Nimenrix is indicated for active immunisation of individuals from the age of 6 weeks against invasive meningococcal disease caused by Neisseria meningitidis groups A, C, W135, and Y.1
Invasive Meningococcal Disease (IMD) is primarily associated with meningitis and septicaemia which can be fatal or have long-term survival consequences, even with appropriate medical care.2,3
Age and social mixing behaviours can put a person at greater risk for contracting invasive meningococcal disease.5
• Adolescents and young adults have the highest asymptomatic carriage rates, with almost 25% of 19-year-olds carrying the bacteria at
any one time.6,7
• Social behaviours associated with an increased risk of invasive meningococcal disease in adolescents and young adults include:3,5,6,13
Nimenrix is recommended on the routine immunisation schedule and is offered to teenagers aged 13-15 years old in school years 9 and 10.8,9
Some young adults today may not have received a MenACWY vaccination.
If your patients were born on or after 1 September 1996 and are eligible but missed their teenage MenACWY vaccine, they can still have the vaccine up to their 25th birthday. If they are starting university for the first time, they can still have the vaccine up to their 25th birthday.9,10

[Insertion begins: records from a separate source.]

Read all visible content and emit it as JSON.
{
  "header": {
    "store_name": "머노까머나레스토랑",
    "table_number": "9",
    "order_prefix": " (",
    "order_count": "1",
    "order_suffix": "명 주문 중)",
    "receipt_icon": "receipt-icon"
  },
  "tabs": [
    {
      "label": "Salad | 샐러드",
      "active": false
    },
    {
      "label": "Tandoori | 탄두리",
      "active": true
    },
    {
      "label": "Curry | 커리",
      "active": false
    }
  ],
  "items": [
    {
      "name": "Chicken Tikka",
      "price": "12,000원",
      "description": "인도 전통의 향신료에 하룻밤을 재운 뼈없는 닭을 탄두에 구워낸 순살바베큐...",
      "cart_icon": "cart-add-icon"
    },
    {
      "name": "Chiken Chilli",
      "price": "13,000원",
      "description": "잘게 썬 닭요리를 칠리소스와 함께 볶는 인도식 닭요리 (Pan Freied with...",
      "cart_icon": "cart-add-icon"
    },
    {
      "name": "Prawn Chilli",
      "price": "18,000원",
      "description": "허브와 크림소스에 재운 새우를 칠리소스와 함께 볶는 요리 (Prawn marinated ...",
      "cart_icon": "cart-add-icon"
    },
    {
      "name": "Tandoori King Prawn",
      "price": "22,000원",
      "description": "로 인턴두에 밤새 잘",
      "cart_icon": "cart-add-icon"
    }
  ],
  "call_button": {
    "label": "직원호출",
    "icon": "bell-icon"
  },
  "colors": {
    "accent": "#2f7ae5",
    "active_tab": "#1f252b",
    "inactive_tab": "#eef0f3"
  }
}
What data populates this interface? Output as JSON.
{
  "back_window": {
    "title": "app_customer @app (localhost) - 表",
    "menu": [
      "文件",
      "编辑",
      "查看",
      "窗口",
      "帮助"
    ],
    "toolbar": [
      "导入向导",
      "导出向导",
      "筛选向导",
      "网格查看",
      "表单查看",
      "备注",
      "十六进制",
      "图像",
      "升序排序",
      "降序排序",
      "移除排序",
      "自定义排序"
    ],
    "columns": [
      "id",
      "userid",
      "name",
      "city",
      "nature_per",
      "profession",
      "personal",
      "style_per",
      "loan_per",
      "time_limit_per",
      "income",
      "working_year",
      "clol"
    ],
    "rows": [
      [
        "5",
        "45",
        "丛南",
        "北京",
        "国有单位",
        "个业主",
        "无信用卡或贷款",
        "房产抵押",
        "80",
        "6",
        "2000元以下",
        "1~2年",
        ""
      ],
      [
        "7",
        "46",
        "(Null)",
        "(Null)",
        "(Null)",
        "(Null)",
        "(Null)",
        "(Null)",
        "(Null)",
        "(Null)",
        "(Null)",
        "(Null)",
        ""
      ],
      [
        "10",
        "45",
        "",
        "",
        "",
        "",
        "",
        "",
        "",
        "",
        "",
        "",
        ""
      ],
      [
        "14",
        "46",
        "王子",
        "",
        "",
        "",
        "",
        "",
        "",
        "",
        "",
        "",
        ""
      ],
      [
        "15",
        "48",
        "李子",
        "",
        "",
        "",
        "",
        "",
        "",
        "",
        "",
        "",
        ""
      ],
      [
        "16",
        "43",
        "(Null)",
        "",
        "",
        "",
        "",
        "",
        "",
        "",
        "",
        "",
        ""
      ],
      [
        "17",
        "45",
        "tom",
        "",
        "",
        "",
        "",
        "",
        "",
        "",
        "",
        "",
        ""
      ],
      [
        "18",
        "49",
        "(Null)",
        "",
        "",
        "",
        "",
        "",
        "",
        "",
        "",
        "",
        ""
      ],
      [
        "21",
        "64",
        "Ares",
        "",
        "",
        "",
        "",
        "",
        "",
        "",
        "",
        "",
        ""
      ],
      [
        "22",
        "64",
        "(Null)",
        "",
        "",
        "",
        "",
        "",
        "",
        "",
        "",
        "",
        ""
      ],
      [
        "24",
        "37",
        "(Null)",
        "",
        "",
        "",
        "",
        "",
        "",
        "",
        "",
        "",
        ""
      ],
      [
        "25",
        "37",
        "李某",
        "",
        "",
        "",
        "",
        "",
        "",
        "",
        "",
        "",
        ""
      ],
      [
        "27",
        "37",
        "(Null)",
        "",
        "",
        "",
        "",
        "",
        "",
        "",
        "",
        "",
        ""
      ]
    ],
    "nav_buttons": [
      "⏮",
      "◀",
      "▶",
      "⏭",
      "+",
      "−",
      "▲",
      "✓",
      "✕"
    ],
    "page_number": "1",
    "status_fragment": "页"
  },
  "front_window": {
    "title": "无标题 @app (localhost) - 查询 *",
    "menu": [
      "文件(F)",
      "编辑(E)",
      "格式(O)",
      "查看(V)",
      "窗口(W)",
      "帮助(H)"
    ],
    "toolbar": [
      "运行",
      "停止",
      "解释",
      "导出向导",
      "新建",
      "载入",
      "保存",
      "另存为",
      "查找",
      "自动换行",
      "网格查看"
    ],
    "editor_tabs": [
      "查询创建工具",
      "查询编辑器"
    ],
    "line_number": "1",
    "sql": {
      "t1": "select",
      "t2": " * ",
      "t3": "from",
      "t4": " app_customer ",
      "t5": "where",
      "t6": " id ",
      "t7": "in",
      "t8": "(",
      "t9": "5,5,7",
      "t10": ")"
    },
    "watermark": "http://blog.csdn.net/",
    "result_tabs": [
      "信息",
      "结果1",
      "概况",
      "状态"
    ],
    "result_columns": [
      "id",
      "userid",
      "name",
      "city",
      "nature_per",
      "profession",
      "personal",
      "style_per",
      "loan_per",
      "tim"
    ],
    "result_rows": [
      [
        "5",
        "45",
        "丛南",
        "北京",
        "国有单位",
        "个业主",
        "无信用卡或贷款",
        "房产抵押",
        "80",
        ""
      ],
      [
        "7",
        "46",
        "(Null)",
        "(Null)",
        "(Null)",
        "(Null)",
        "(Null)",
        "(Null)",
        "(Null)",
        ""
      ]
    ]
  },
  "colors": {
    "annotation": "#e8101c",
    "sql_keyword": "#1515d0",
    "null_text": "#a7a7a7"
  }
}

These 3 simple steps can help protect your patients who are still eligible to receive a MenACWY vaccine:
Nimenrix is also recommended for patients with specific medical conditions, these include those with:8
• asplenia or splenic dysfunction (including due to sickle cell and coeliac disease)
• complement disorders (including those receiving complement inhibitor therapy)
Please visit chapter 22 of the Green book for more information.
For the routine immunisation programme Nimenrix should be ordered via the IMMFORM website
For more information
Contact our Pfizer Vaccines team on: 0800 089 4033 or email [email protected]
- Nimenrix. Summary of Product Characteristics, United Kingdom: Pfizer Ltd. Available here
- Vyse A, Anonychuk A, Jakel A, et al. The burden and impact of severe and long-term sequelae of meningococcal disease. Expert Rev Anti Infect Ther. 2013;11(6):597–604.
- World Health Organization. Meningococcal meningitis, fact sheet. Available at: https://www.who.int/en/news-room/fact-sheets/detail/meningococcal-meningitis (last accessed June 2020).
- Chang Q, Tzeng Y, Stephens D. Meningococcal disease: changes in epidemiology and prevention. Clinical Epidemiology. 2012;4 237–245.
- Martinón-Torres F. Deciphering the burden of meningococcal disease: conventional and under-recognized elements. J Adolesc Health. 2016;59 (2 suppl):S12–S20.
- Vetter V, Baxter R, Denizer G, et al. Routinely vaccinating adolescents against meningococcus: targeting transmission and disease. Expert Rev Vaccines 2016;15(5):641–58.
- Christensen H, May M, Bowen L, et al. Meningococcal carriage by age: a systematic review and meta-analysis. Lancet Infect Dis. 2010;10(12):853–61.
- Public Health England. Complete routine immunisation schedule. Available at: https://www.gov.uk/government/publications/the-complete-routine-immunisation-schedule (last accessed June 2020).
- NHS. Vaccinations: MenACWY Vaccines. Available at: https://www.nhs.uk/conditions/vaccinations/men-acwy-vaccine/ (last accessed June 2020).
- Public Health England. Vaccine Update, Issue 293, April 2019. Available at: https://assets.publishing.service.gov.uk/government/uploads/system/uploads/attachment_data/file/796160/Vaccine_Update_293_April_2019.pdf (last accessed June 2020).
- Public Health England. Vaccination of individuals with uncertain or incomplete immunisation status. Available at: https://www.gov.uk/government/publications/vaccination-of-individuals-with-uncertain-or-incomplete-immunisation-status (last accessed June 2020).
- European Centre for Disease Prevention and Control. Factsheet about meningococcal disease. Available at: https://www.ecdc.europa.eu/en/meningococcal-disease/factsheet (last accessed June 2020).
Muttalif A, Presa, J, Haridy, H et al. Incidence and Prevention of Invasive Meningococcal Disease in Global Mass Gathering Events. Infect Dis Ther. 2019;8:569–579.